Phyllis' message reminds me that I've been meaning to pass along the reading
list we've adopted at SFU for doctoral students who want to use Composition
as one of their two secondary fields, i.e., not the area of their
dissertation, but an area in which they will be prepared (and certified
prepared) to teach. (On the basis of this reading, they do a 3-day
Underlying the list is the assumption that we want them to know Composition
as a discipline, to have some sense of its history, to be familiar with
major trends and factions (not just those we like), to be able to recognize
pedagogies or textbooks as affiliated with particular approaches, etc. In

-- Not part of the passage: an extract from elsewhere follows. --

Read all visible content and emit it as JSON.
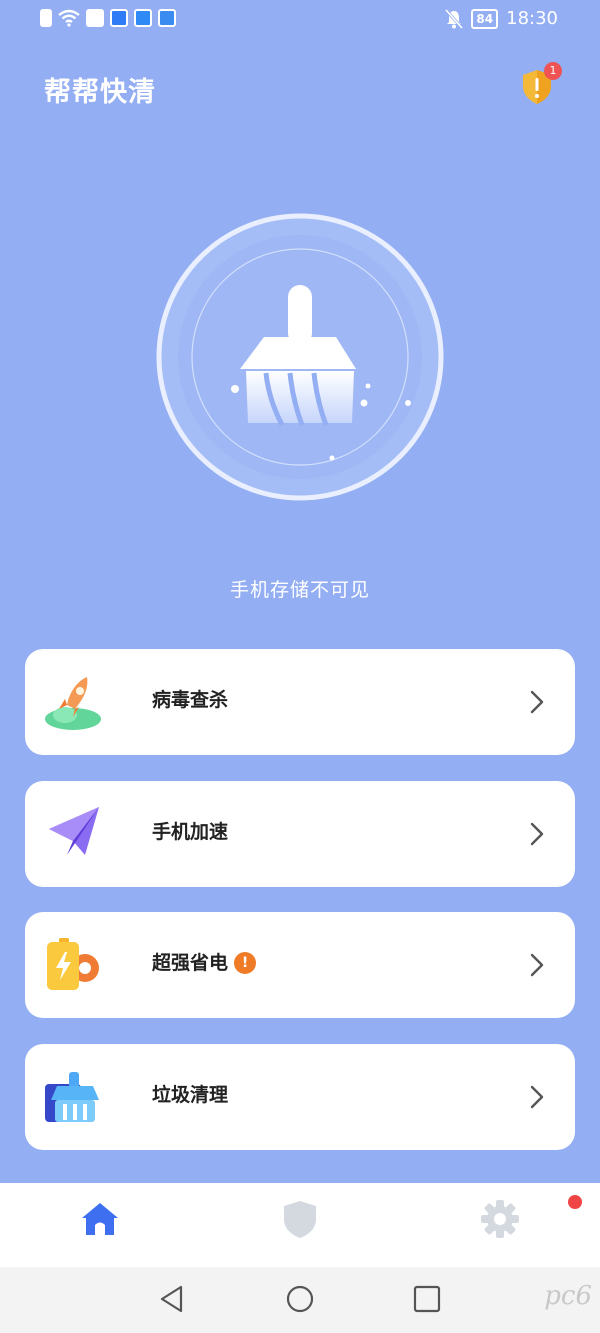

short, we would not be satisfied if they knew ONLY how to teach writing in
the ways we think best. Similarly, we have not included important writers
outside the field (Bakhtin, Foucault, Burke, Bourdieu, et al.)--because if
these thinkers have influenced the field, there should be articles in comp
journals explaining the implications (and those articles are what we would
We are also assuming that Composition is an unusual field in which textbooks
are sometimes the medium through which innovations are introduced.
This reading list is under permanent revision. We would be grateful for any
suggestions about important writings we have overlooked (and for any
suggestions about what we should delete to make room for them).
Whether this will help Phyllis is doubtful. But . . . .
Thanks for your responses.